[Dataset rows describing interfaces]
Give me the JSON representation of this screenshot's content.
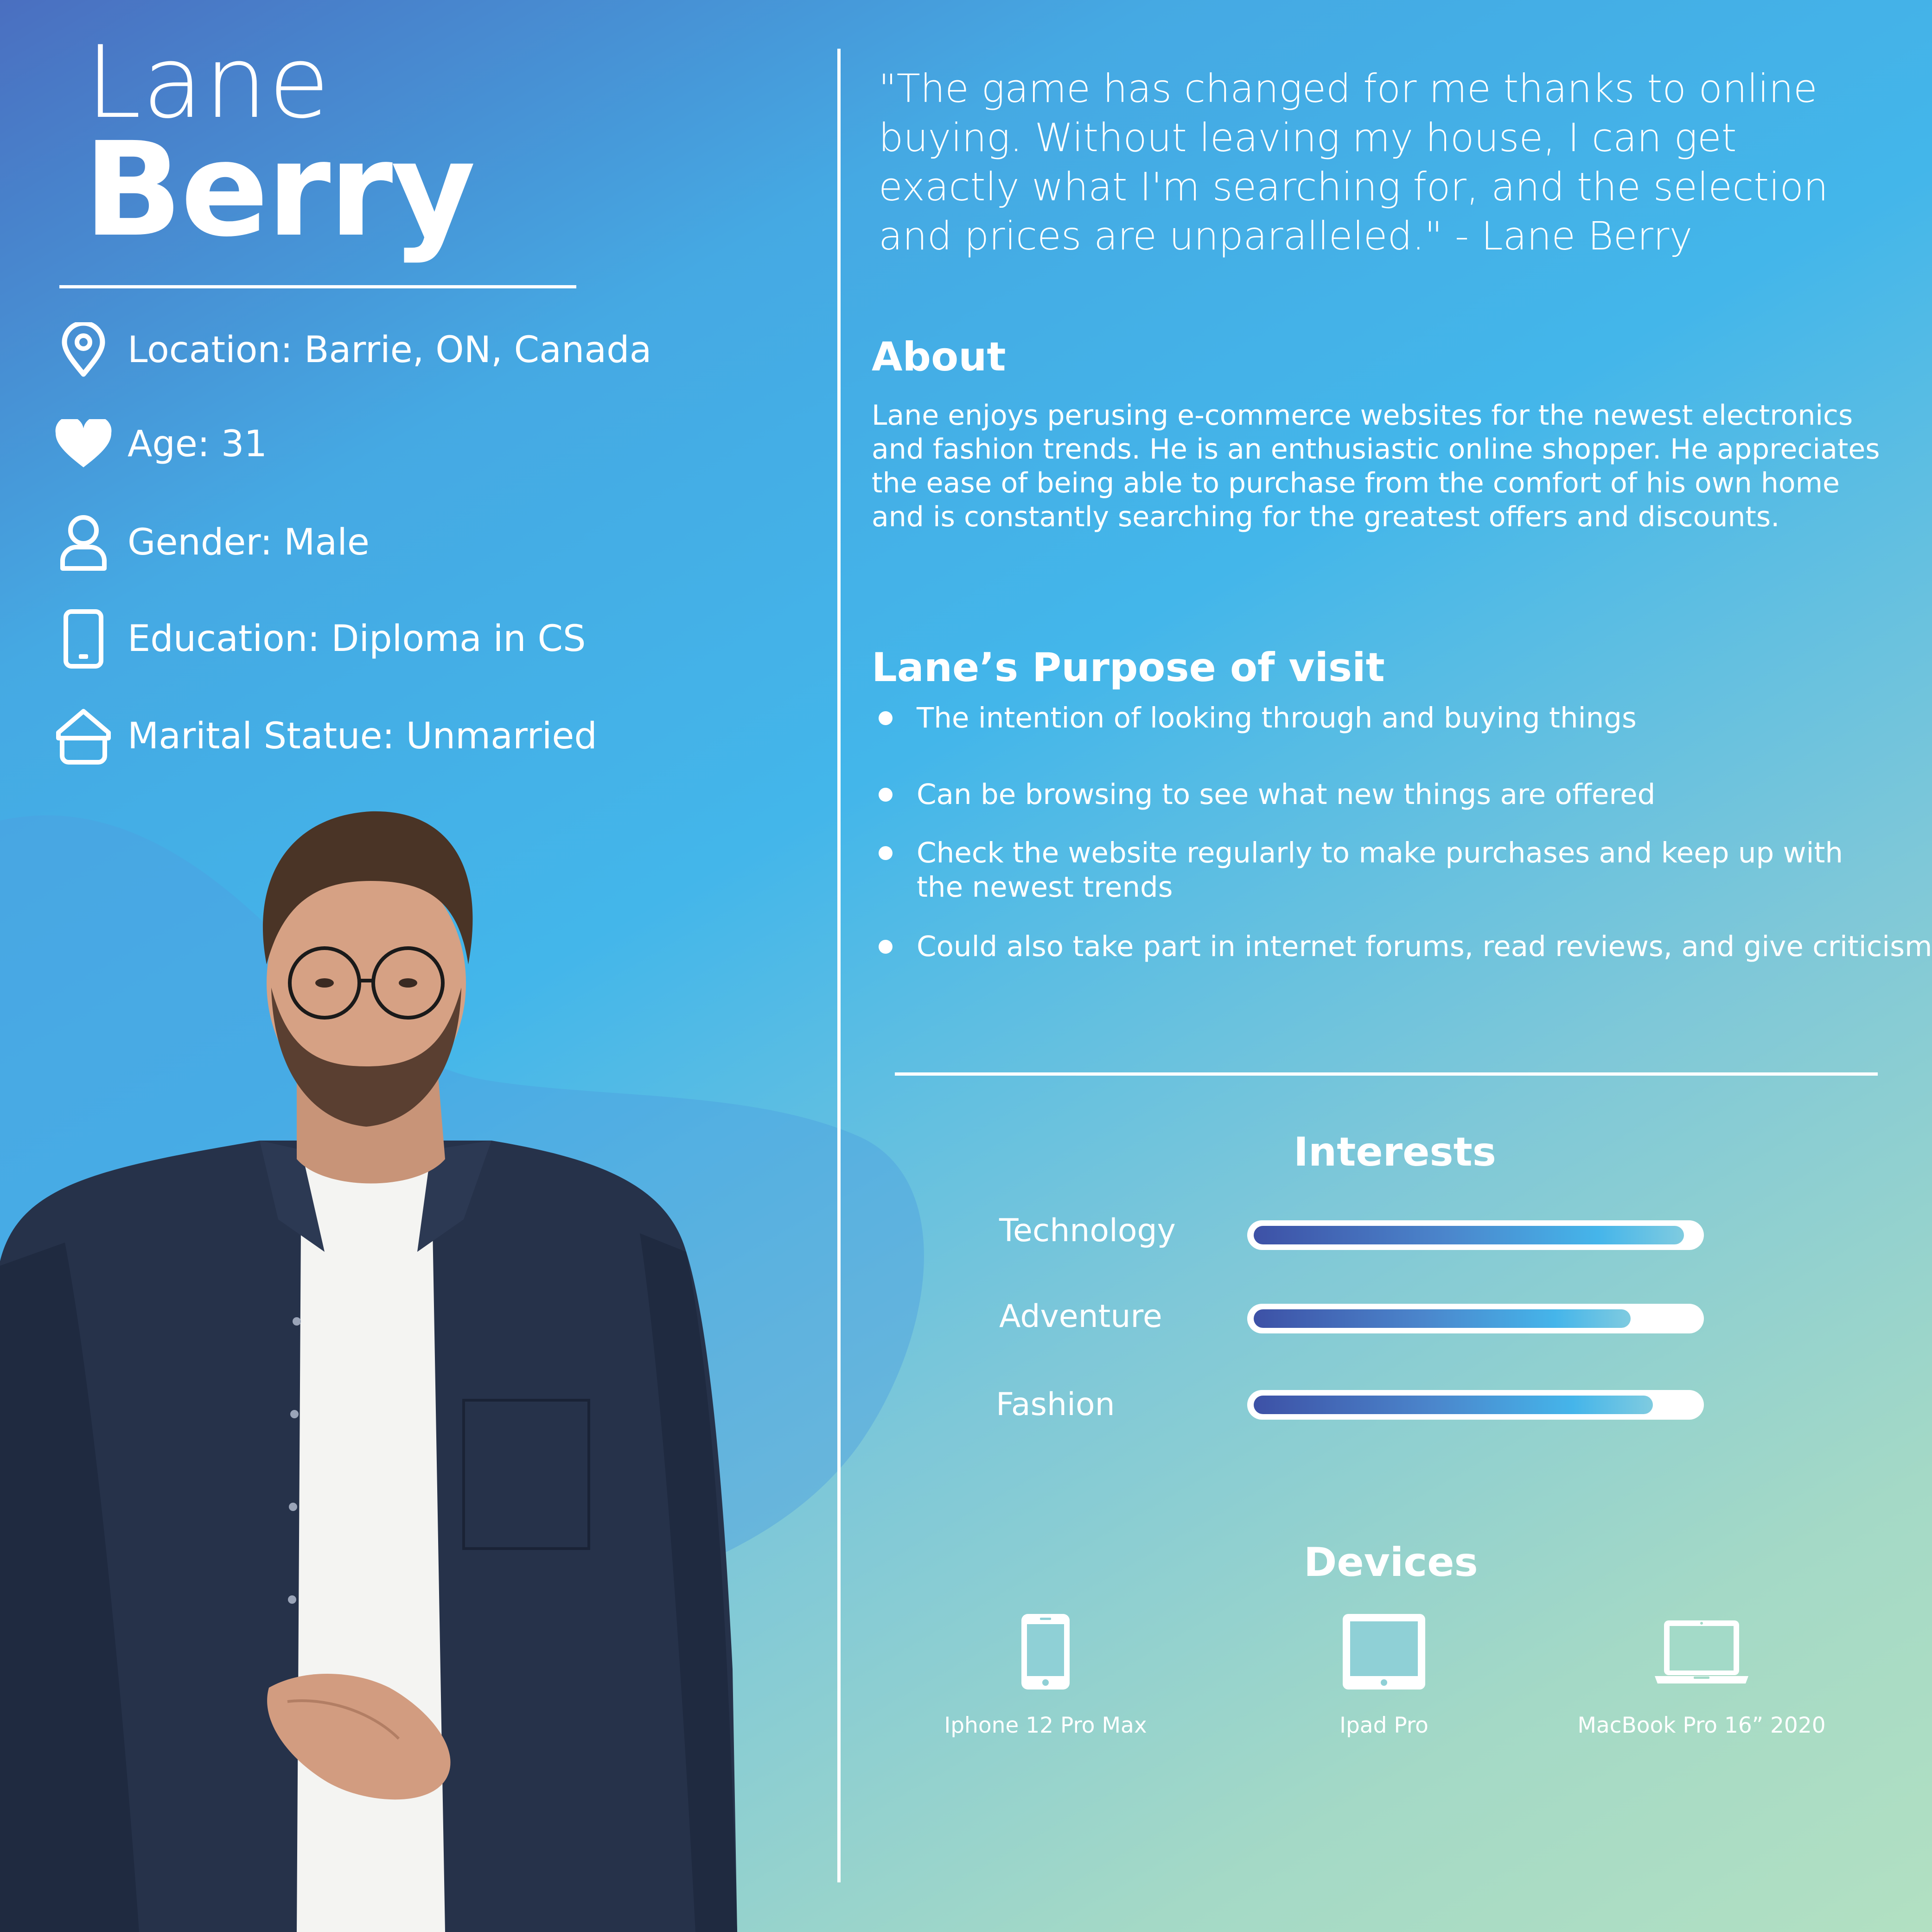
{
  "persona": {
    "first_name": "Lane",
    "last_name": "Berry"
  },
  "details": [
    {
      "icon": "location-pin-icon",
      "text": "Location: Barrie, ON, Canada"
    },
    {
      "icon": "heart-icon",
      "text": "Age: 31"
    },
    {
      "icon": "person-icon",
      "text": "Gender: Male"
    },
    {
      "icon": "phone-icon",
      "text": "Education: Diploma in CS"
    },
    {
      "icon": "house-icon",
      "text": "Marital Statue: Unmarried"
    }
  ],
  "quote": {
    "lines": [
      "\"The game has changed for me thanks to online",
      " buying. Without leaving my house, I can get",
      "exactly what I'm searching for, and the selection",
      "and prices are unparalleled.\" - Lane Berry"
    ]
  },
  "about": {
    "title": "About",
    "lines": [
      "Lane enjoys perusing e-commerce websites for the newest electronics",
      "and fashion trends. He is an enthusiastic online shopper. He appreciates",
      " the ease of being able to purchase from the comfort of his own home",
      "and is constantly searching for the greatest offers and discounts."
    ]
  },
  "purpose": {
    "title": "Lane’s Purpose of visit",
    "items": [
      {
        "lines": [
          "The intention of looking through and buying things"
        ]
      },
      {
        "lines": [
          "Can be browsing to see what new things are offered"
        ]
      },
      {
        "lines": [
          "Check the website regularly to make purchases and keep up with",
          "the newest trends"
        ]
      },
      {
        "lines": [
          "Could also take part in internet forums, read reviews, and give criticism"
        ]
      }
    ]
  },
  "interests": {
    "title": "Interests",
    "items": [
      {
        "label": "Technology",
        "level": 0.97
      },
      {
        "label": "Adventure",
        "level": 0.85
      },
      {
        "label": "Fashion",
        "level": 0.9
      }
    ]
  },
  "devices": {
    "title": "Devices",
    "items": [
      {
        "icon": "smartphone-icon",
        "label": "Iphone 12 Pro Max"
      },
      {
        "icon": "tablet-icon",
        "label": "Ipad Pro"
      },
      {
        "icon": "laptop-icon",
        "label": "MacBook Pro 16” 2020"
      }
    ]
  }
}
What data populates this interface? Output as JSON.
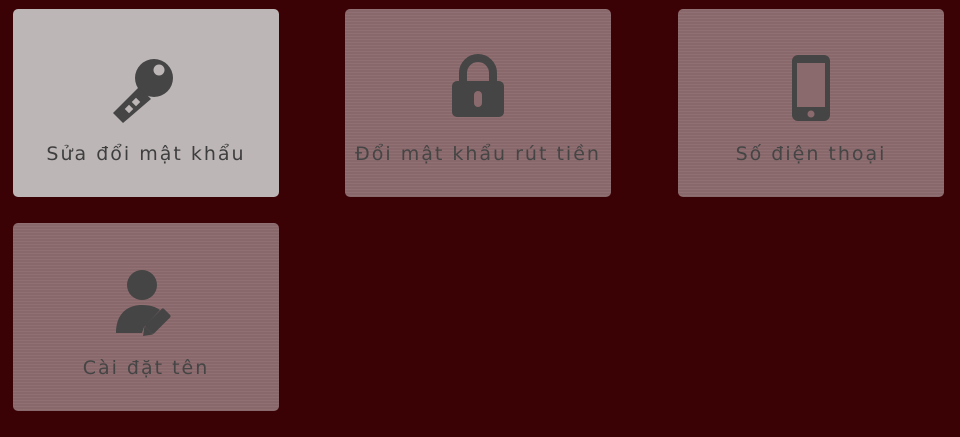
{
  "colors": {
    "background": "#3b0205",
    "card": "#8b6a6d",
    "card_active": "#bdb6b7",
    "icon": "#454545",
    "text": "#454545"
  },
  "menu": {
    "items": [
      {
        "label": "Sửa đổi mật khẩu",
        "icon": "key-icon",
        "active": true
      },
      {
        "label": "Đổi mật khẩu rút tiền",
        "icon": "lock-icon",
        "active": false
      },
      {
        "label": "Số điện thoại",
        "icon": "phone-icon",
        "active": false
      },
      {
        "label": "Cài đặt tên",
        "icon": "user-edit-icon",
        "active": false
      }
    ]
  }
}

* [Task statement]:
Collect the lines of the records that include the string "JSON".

* [Exercise response]:
Give me the JSON representation of this screenshot's content.
What data populates this interface? Output as JSON.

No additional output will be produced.